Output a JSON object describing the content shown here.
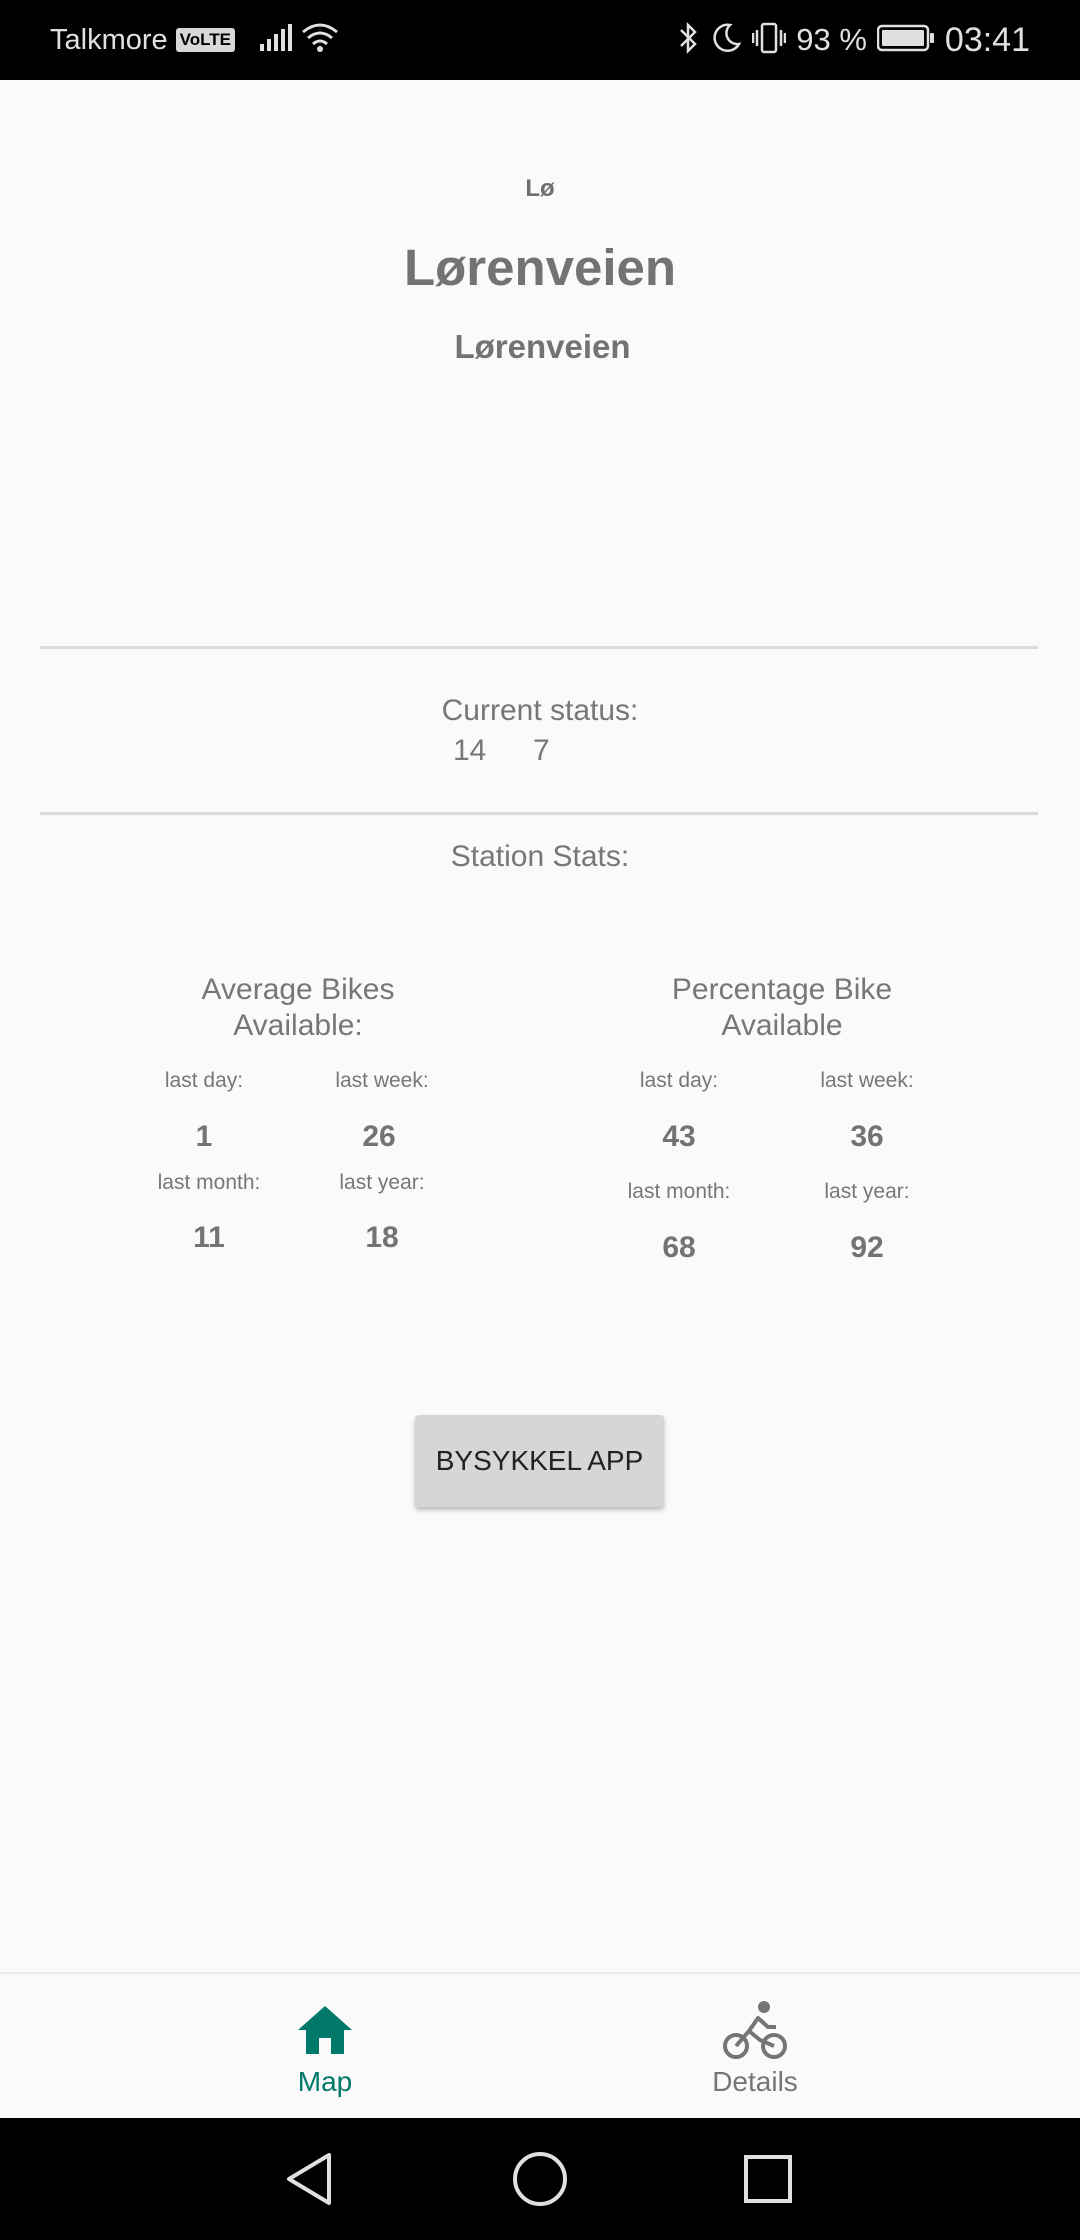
{
  "status_bar": {
    "carrier": "Talkmore",
    "volte": "VoLTE",
    "battery_percent": "93 %",
    "time": "03:41",
    "icons": [
      "signal-icon",
      "wifi-icon",
      "bluetooth-icon",
      "do-not-disturb-icon",
      "vibrate-icon",
      "battery-icon"
    ]
  },
  "station": {
    "short_name": "Lø",
    "title": "Lørenveien",
    "subtitle": "Lørenveien"
  },
  "current_status": {
    "label": "Current status:",
    "bikes": "14",
    "docks": "7"
  },
  "station_stats": {
    "label": "Station Stats:",
    "average": {
      "heading_line1": "Average Bikes",
      "heading_line2": "Available:",
      "last_day_label": "last day:",
      "last_day_value": "1",
      "last_week_label": "last week:",
      "last_week_value": "26",
      "last_month_label": "last month:",
      "last_month_value": "11",
      "last_year_label": "last year:",
      "last_year_value": "18"
    },
    "percentage": {
      "heading_line1": "Percentage Bike",
      "heading_line2": "Available",
      "last_day_label": "last day:",
      "last_day_value": "43",
      "last_week_label": "last week:",
      "last_week_value": "36",
      "last_month_label": "last month:",
      "last_month_value": "68",
      "last_year_label": "last year:",
      "last_year_value": "92"
    }
  },
  "app_button_label": "BYSYKKEL APP",
  "bottom_nav": {
    "map_label": "Map",
    "details_label": "Details",
    "active_color": "#00796b",
    "inactive_color": "#757575"
  }
}
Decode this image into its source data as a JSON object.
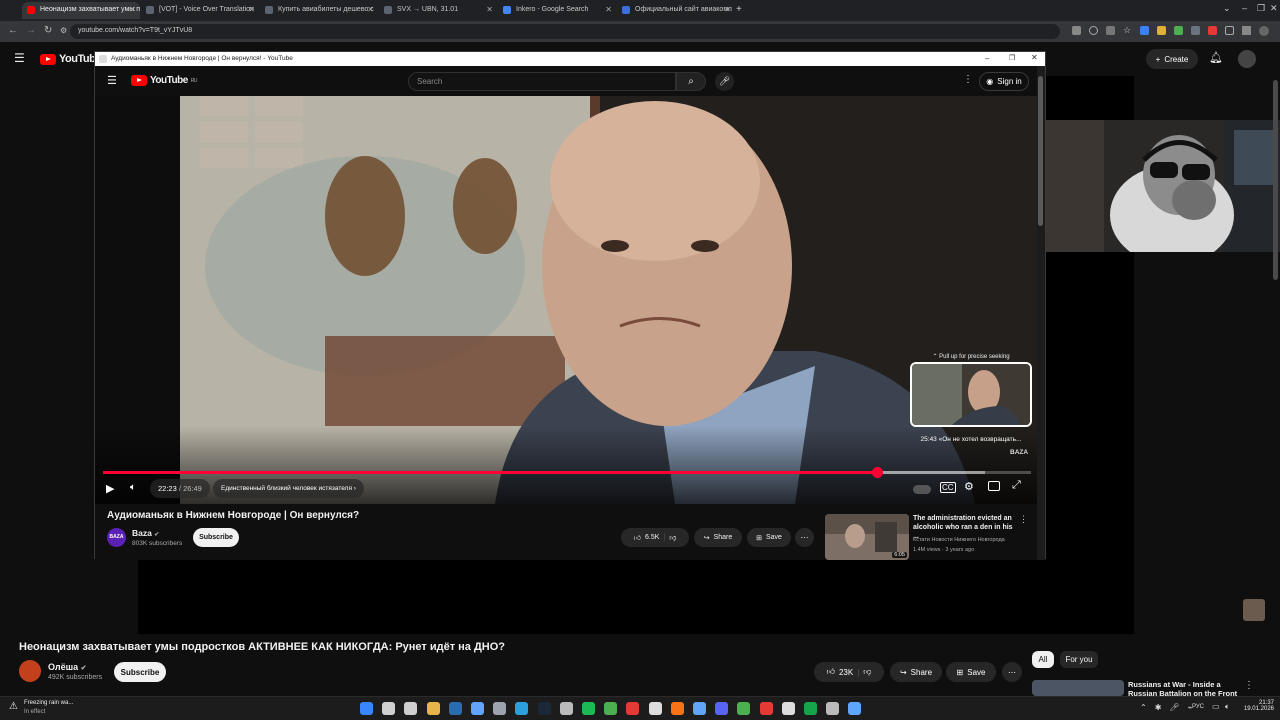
{
  "browser": {
    "tabs": [
      {
        "label": "Неонацизм захватывает умы под",
        "color": "#ff0000",
        "active": true
      },
      {
        "label": "[VOT] - Voice Over Translation",
        "color": "#5b6470",
        "active": false
      },
      {
        "label": "Купить авиабилеты дешево с",
        "color": "#5b6470",
        "active": false
      },
      {
        "label": "SVX → UBN, 31.01",
        "color": "#5b6470",
        "active": false
      },
      {
        "label": "Inkero - Google Search",
        "color": "#4285f4",
        "active": false
      },
      {
        "label": "Официальный сайт авиакомп",
        "color": "#3b6fd6",
        "active": false
      }
    ],
    "url": "youtube.com/watch?v=T9t_vYJTvU8",
    "new_tab": "+"
  },
  "bg_page": {
    "logo_text": "YouTube",
    "create_label": "Create",
    "video_title": "Неонацизм захватывает умы подростков АКТИВНЕЕ КАК НИКОГДА: Рунет идёт на ДНО?",
    "channel_name": "Олёша",
    "subscribers": "492K subscribers",
    "subscribe_label": "Subscribe",
    "likes": "23K",
    "share_label": "Share",
    "save_label": "Save",
    "chips": [
      "All",
      "For you"
    ],
    "rec_title": "Russians at War - Inside a Russian Battalion on the Front"
  },
  "popup": {
    "window_title": "Аудиоманьяк в Нижнем Новгороде | Он вернулся! - YouTube",
    "logo_text": "YouTube",
    "logo_region": "RU",
    "search_placeholder": "Search",
    "sign_in": "Sign in",
    "player": {
      "current_time": "22:23",
      "duration": "26:49",
      "time_sep": "/",
      "chapter": "Единственный близкий человек истязателя",
      "progress": 0.8345,
      "buffered": 0.95,
      "preview_hint": "Pull up for precise seeking",
      "preview_time": "25:43",
      "preview_chapter": "«Он не хотел возвращать...",
      "watermark": "BAZA"
    },
    "video_title": "Аудиоманьяк в Нижнем Новгороде | Он вернулся?",
    "channel_name": "Baza",
    "channel_avatar_text": "BAZA",
    "subscribers": "803K subscribers",
    "subscribe_label": "Subscribe",
    "likes": "6.5K",
    "share_label": "Share",
    "save_label": "Save",
    "rec": {
      "title": "The administration evicted an alcoholic who ran a den in his ...",
      "channel": "Кстати Новости Нижнего Новгорода",
      "meta": "1.4M views · 3 years ago",
      "duration": "6:05"
    }
  },
  "taskbar": {
    "weather_title": "Freezing rain wa...",
    "weather_sub": "In effect",
    "lang": "РУС",
    "time": "21:37",
    "date": "19.01.2026"
  },
  "colors": {
    "yt_red": "#ff0033",
    "bg": "#0f0f0f",
    "tab_active": "#35363a"
  }
}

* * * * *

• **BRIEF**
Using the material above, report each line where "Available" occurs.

• **EXERCISE OUTPUT**
      "heading_line2": "Available:",
      "heading_line2": "Available",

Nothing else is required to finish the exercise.